Then in line 1595, we see the aftermath of the boar’s shattered heart. Borroff translates the phrase, “he falls in his fury,” while I said “and snarling he yielded.” Borroff’s phrasing recalls the language of epic poetry, with heaven and hell imagery as he falls dramatically. In my more direct translation, the boar’s death is much more rooted in reality. You understand the feeling that the boar is unwillingly yielding to the knight’s wishes. The knight is, once again, more of an active agent inflicting powerful force on the boar, forcing the boar to give in. This boar is violently aggressive and protests vocally until the end.

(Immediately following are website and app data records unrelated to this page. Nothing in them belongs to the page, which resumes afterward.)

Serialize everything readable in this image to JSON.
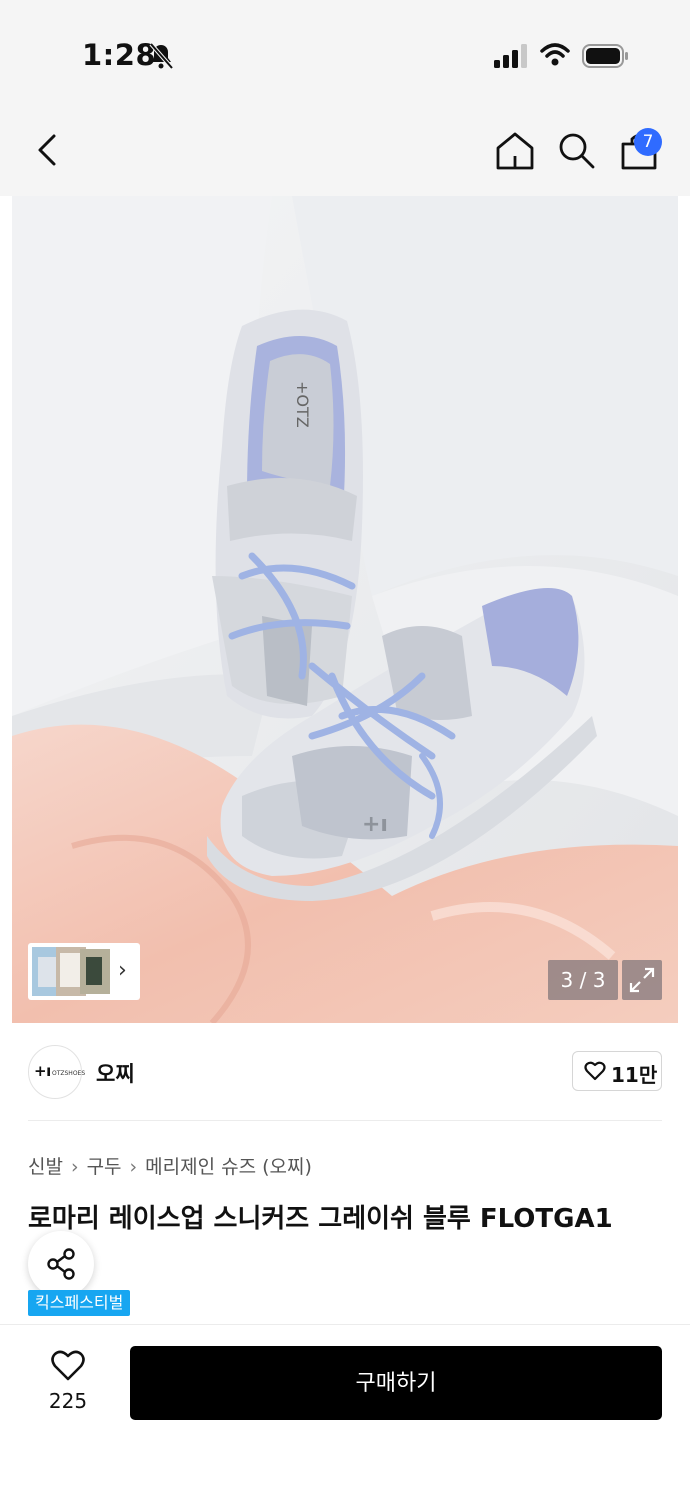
{
  "status_bar": {
    "time": "1:28"
  },
  "header": {
    "cart_count": "7"
  },
  "gallery": {
    "counter": "3 / 3"
  },
  "brand": {
    "name": "오찌",
    "logo_text": "+ı",
    "logo_sub": "OTZSHOES",
    "like_count": "11만"
  },
  "breadcrumb": {
    "items": [
      "신발",
      "구두",
      "메리제인 슈즈 (오찌)"
    ]
  },
  "product": {
    "title": "로마리 레이스업 스니커즈 그레이쉬 블루 FLOTGA1",
    "tag": "킥스페스티벌"
  },
  "bottom_bar": {
    "wish_count": "225",
    "buy_label": "구매하기"
  },
  "colors": {
    "badge_blue": "#2f6bff",
    "tag_blue": "#17a6f1",
    "buy_bg": "#000000"
  }
}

Another problem for Borroff is her attempt to recreate an alliterative structure. Sometimes she does a nice job with either repeating the same consonant from the original text or choosing a sound with a similar effect, but she is not always that successful. In line 1583, the Middle English reads “He lyȜtes luflych adoun, leuez his corsour.” Instead of writing alliteratively, Borroff tries to retain the language of the Gawain poet by translating, “Lightly he leaps down, leaves his courser.” Because of this, Borroff alienates the modern reader by using an unfamiliar word for horse without even using it for her own alliterative purposes. Then, in line 1596 the Gawain-poet writes, “A hundreth houndez hym hent.” Borroff translates the line, “Hounds hasten by the score.” She has the repetition of the “h” in the two first words, but the latter half of the line completely lacks any alliteration. To her credit, Borroff keeps relatively the same number of syllables and captures the fast pace of the moment in the story. She does not, however, maintain the original effect of the alliteration. In the original, there is a gasping quality of the “h” which makes you hear the hounds pant as they sprint to the kill.
Lastly, in line 1600, Borroff says, “And dogs pronounce him dead.” The verb choice makes it seem like the dogs ran over to the boar and listened for his failed heartbeat. It completely removes any sense of aggression and action. I, however, chose to phrase it with “and the dogs condemn him to death.” This infuses power in the dog’s instinctual action as well as a sort of dark primal form of justice to the text.
In general, the Borroff translation is softened, with language that is trying to be poetic and flow smoothly, but unfortunately it simply softens the visceral effect of the poem. As is so often the trouble with translation, we have to make choices for what we can keep from an original text. We have to pick and choose certain elements: the original meaning of the words, the formal structure, or the tone- to name a few. Unfortunately, as Billy Murray demonstrates while gallivanting around Toyko with a young Scarlett Johansson, some things are just Lost in Translation.
University of Notre Dame